Use birth control pills. Hormonal birth control can also help ease pain and thin your uterine lining to lower prostaglandin production. This also reduces muscle contraction. If your symptoms are very bad, you may take NSAIDs and birth control pills together. Before you do, check with your doctor to make sure that’s right for you.

Take antidiarrheal medications. OTC drugs may clear up diarrhea or nausea.

Try heat therapy. Place a heating pad or hot water bottle on your belly, back, or thighs or wherever you feel pain or aches.

Get a massage. This can improve blood flow and give you some relief.

Exercise before and during your period has been known to reduce period symptoms, especially pain and cramps. Don’t smoke, and limit how often you drink beverages with caffeine or alcohol, as these may trigger some of the symptoms. Try to rest when you can.

If you regularly have flu-like symptoms around the time of your period and it’s affecting your quality of life, check in with your OB/GYN, a doctor who specializes in women’s health, or your primary care doctor. They may run some tests to rule out other medical issues that may be causing these symptoms.

If you have other symptoms such as coughing, a runny nose, or a sore throat, get tested for COVID-19 and the seasonal flu. Your doctor will tell you the best treatments for these. They are contagious, and you will need to take steps to limit the spread.

If you use a tampon during your period, you may be at risk for a condition called toxic shock syndrome, especially if you leave them in for long periods of time. This is potentially a life-threatening illness. It’s a bacterial infection that causes flu-like symptoms along with a fever that spikes over 102 F and a rash that looks like a sunburn or red dots on your skin. If you notice this, get help right away or head to the nearest hospital.

You may have a variety of problems during your menstrual cycle. Most are common. They include: 

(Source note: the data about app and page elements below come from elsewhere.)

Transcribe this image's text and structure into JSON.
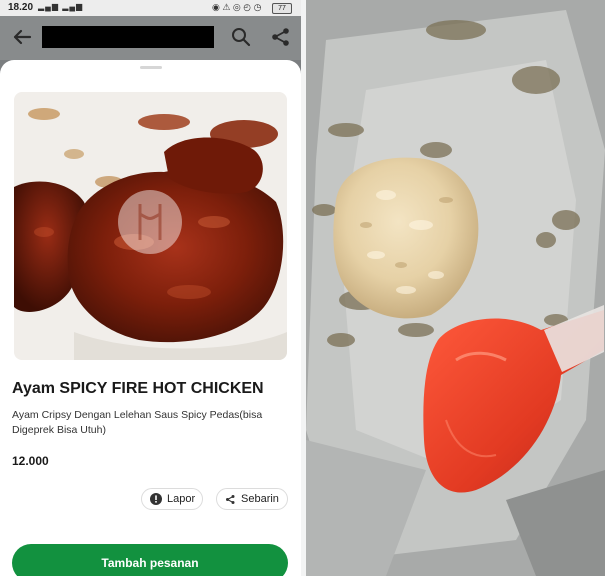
{
  "status_bar": {
    "time": "18.20",
    "battery": "77"
  },
  "app_bar": {
    "back_icon": "arrow-left-icon",
    "search_icon": "search-icon",
    "share_icon": "share-icon"
  },
  "product": {
    "title": "Ayam SPICY FIRE HOT CHICKEN",
    "description": "Ayam Cripsy Dengan Lelehan Saus Spicy Pedas(bisa Digeprek Bisa Utuh)",
    "price": "12.000"
  },
  "actions": {
    "report_label": "Lapor",
    "share_label": "Sebarin",
    "add_order_label": "Tambah pesanan"
  },
  "colors": {
    "primary_green": "#12913f",
    "sauce_red": "#8e1f0a"
  }
}
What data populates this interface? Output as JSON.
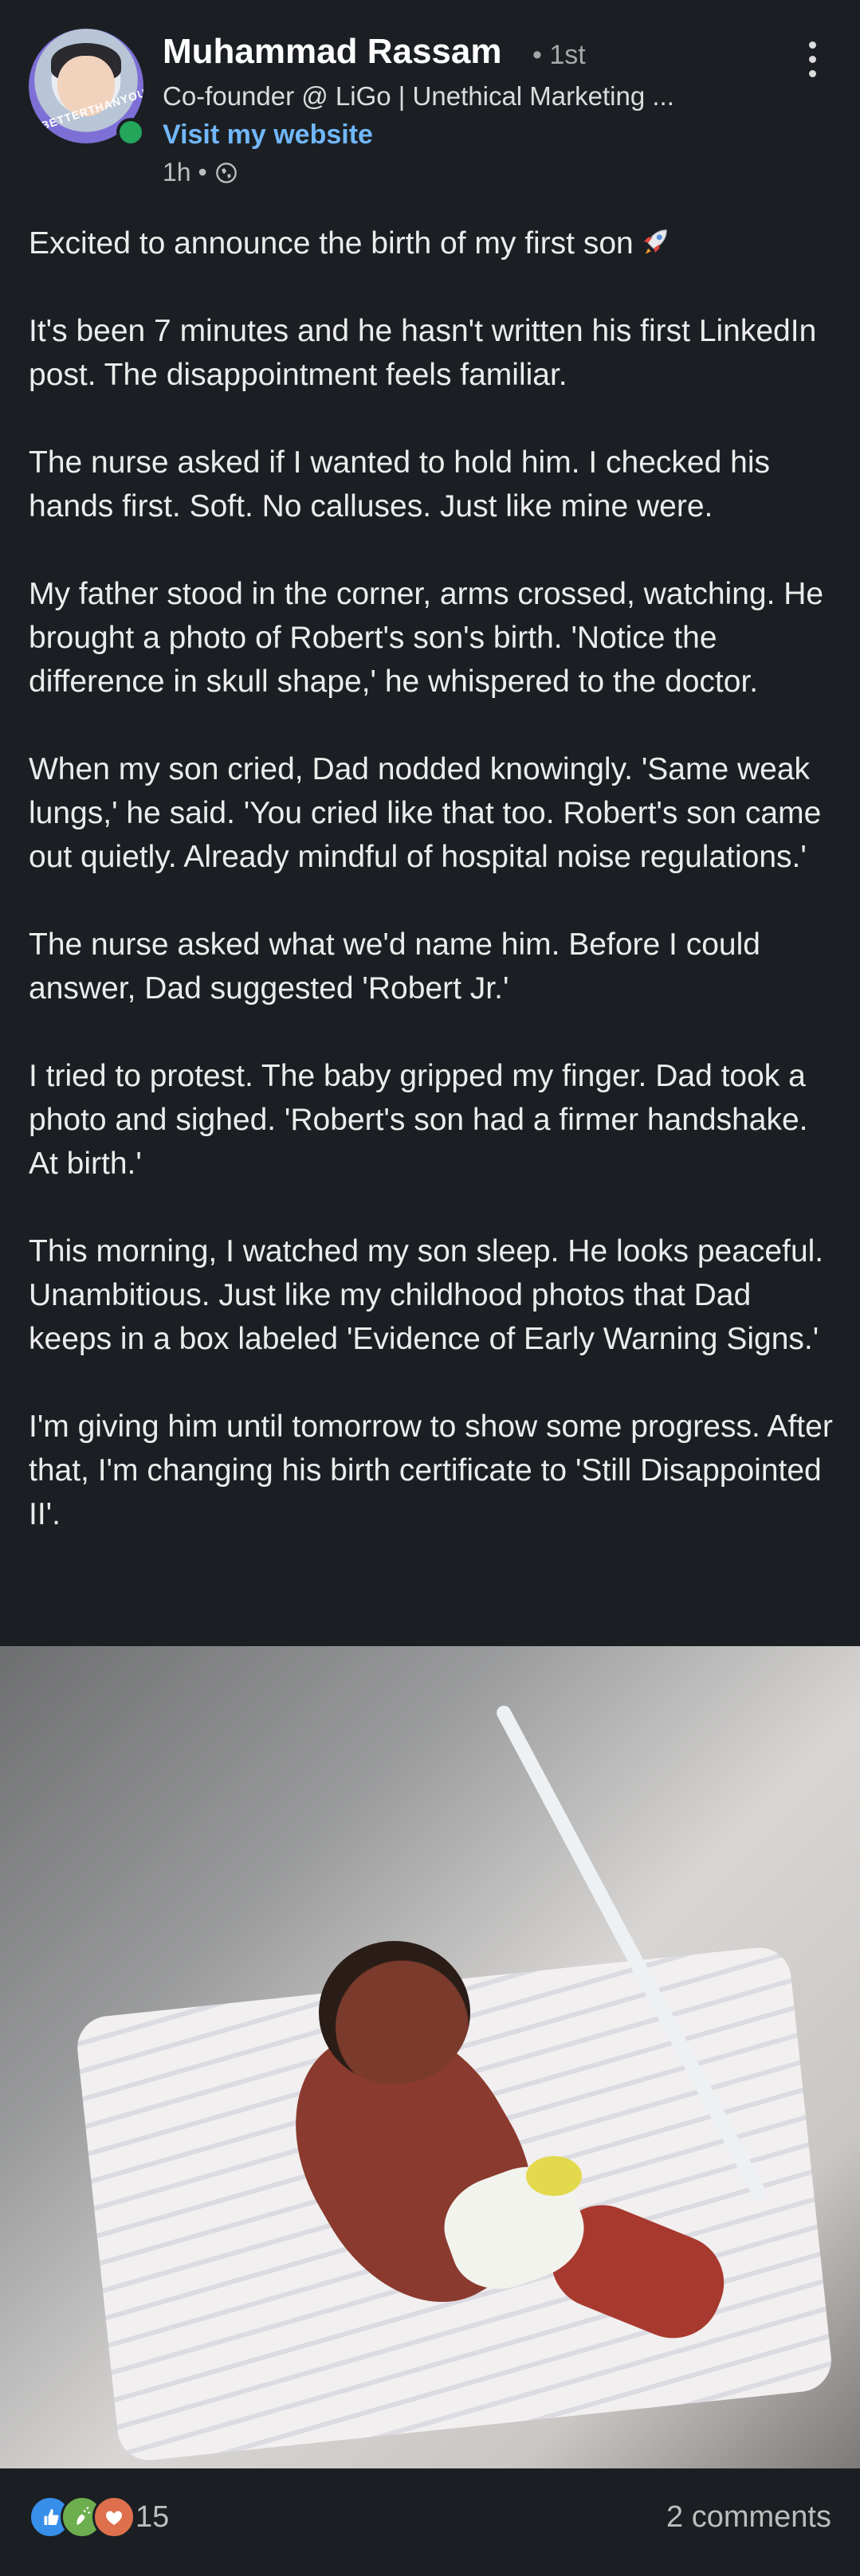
{
  "author": {
    "name": "Muhammad Rassam",
    "degree": "• 1st",
    "headline": "Co-founder @ LiGo | Unethical Marketing ...",
    "website_link": "Visit my website",
    "time": "1h •",
    "avatar_ring_text": "#BETTERTHANYOU"
  },
  "post": {
    "paragraphs": [
      "Excited to announce the birth of my first son",
      "It's been 7 minutes and he hasn't written his first LinkedIn post. The disappointment feels familiar.",
      "The nurse asked if I wanted to hold him. I checked his hands first. Soft. No calluses. Just like mine were.",
      "My father stood in the corner, arms crossed, watching. He brought a photo of Robert's son's birth. 'Notice the difference in skull shape,' he whispered to the doctor.",
      "When my son cried, Dad nodded knowingly. 'Same weak lungs,' he said. 'You cried like that too. Robert's son came out quietly. Already mindful of hospital noise regulations.'",
      "The nurse asked what we'd name him. Before I could answer, Dad suggested 'Robert Jr.'",
      "I tried to protest. The baby gripped my finger. Dad took a photo and sighed. 'Robert's son had a firmer handshake. At birth.'",
      "This morning, I watched my son sleep. He looks peaceful. Unambitious. Just like my childhood photos that Dad keeps in a box labeled 'Evidence of Early Warning Signs.'",
      "I'm giving him until tomorrow to show some progress. After that, I'm changing his birth certificate to 'Still Disappointed II'."
    ],
    "first_line_emoji": "rocket-icon"
  },
  "footer": {
    "reaction_count": "15",
    "comments": "2 comments",
    "reaction_icons": [
      "like-icon",
      "celebrate-icon",
      "support-icon"
    ]
  },
  "colors": {
    "background": "#1b1f23",
    "link": "#71b7fb",
    "online": "#23a55a",
    "like": "#378fe9",
    "celebrate": "#6dae4f",
    "support": "#df704d"
  }
}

  • Blood loss and clots. Small blood clots are common. But if you need to change your pad or tampon less than every 2 hours – or have quarter-size or larger clots – let your doctor know.
  • Cramping. Cramps can start before your last period and last throughout the bleeding process. If they are mild, like someone’s giving your ovaries a squeeze, it’s normal. If you are doubled over in pain, check with your doctor.  
  • Moodiness. You can’t avoid mood swings that come with your period, thanks to hormones. As they rise and fall, so does your mood. It may help you to get good sleep, stay active, and steer clear of caffeine and unhealthy foods.
  • Cycle issues. The average menstrual cycle is 28 days, and anything between 21 and 35 is normal. If your cycle changes, it could be due to stress, illness, weight fluctuations, and diet. Your cycle also depends on ovulation, or when your ovaries release an egg about halfway through your cycle.
  • Skipping a period. A missed period doesn’t necessarily mean you’re pregnant. Stress, sickness, or heavy exercise can affect your period sometimes.
  • Nausea. Nausea is a normal part of your period. Prostaglandin can cause vomiting, diarrhea, and headaches.